Ticket prices for individual programs range from $15 to $25. Student tickets are half-price. Week passes are available for $150. 

Wednesday, May 7, 2014

June 8 Tip: Learn about the Buddhist Peace Fellowship

Learn about the Buddhist Peace Fellowship

(The June 8 Compassionate Living Tip from Interfaith Paths to Peace)


Aware of the interconnectedness of all things, the Buddhist Peace Fellowship cultivates the conditions for peace, social justice, and environmental sustainability within our selves, our communities, and the world.

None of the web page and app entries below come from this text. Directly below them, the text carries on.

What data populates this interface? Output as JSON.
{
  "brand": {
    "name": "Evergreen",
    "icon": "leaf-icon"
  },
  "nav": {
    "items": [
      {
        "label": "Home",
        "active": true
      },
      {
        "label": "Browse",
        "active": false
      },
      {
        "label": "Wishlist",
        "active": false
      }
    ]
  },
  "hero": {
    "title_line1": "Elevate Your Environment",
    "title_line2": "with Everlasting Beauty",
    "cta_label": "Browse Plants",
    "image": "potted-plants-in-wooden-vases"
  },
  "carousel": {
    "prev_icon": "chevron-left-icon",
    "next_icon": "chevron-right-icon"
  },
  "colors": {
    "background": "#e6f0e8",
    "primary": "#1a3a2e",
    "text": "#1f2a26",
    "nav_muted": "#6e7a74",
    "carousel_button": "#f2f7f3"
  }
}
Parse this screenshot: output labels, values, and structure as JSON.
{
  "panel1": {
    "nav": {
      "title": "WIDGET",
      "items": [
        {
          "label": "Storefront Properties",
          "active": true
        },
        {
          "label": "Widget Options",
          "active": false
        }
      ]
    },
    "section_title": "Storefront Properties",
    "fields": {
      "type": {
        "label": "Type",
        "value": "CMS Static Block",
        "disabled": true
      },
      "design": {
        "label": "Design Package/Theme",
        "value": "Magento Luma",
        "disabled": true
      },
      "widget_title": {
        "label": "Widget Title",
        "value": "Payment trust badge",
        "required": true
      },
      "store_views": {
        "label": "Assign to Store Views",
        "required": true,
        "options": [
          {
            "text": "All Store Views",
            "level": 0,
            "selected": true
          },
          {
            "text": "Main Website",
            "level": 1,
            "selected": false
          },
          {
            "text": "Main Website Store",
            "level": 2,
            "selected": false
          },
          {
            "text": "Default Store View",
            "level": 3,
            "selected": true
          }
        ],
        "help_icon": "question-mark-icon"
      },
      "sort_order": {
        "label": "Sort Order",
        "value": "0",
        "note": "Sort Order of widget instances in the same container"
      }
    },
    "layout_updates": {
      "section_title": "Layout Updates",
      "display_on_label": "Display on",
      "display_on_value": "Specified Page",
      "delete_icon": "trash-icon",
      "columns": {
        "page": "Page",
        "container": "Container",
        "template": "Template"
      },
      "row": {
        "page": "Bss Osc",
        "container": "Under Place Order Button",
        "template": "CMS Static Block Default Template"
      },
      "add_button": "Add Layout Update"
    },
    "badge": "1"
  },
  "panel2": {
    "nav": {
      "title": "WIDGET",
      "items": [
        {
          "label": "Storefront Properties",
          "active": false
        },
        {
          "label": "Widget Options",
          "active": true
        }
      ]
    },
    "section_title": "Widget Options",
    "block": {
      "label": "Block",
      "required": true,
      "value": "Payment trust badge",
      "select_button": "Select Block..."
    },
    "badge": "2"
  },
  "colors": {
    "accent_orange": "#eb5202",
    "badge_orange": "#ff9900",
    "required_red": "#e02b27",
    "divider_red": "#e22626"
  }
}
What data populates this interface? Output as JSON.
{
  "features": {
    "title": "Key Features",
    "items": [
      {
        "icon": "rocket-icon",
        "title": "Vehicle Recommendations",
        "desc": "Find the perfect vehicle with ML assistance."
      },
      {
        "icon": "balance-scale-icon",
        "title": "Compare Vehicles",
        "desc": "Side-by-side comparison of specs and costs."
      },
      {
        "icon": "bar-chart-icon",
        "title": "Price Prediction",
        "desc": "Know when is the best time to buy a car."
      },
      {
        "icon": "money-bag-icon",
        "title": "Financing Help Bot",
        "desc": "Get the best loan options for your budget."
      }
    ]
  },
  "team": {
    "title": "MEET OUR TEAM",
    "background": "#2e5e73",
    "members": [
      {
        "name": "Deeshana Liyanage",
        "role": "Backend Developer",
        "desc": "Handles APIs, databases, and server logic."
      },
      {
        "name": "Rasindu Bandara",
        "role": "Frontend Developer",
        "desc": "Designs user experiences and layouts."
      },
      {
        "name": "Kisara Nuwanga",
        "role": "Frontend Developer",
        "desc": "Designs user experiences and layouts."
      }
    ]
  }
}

The mission of the Buddhist Peace Fellowship (BPF), founded in 1978, is to serve as a catalyst for socially engaged Buddhism. Our purpose is to help beings liberate themselves from the suffering that manifests in individuals, relationships, institutions, and social systems. BPF’s programs, publications, and practice groups link Buddhist teachings of wisdom and compassion with progressive social change.
The Buddhist Peace Fellowship works for peace from diverse Buddhist perspectives.
Buddhist Peace Fellowship embraces a triple treasure of compassionate action – learning, speaking, and doing.
Speaking/Communication: Our public voice brings Buddhist teachings into conversation with situations in the world, inspiring and informing action for peace.
Learning/Community: Our trainings strengthen Buddhist leadership for peace, and build socially engaged Buddhist communities.
Doing/Collaboration: As part of the mandala of social change, we act in collaboration with other organizations and individuals, working together to cultivate the conditions for peace.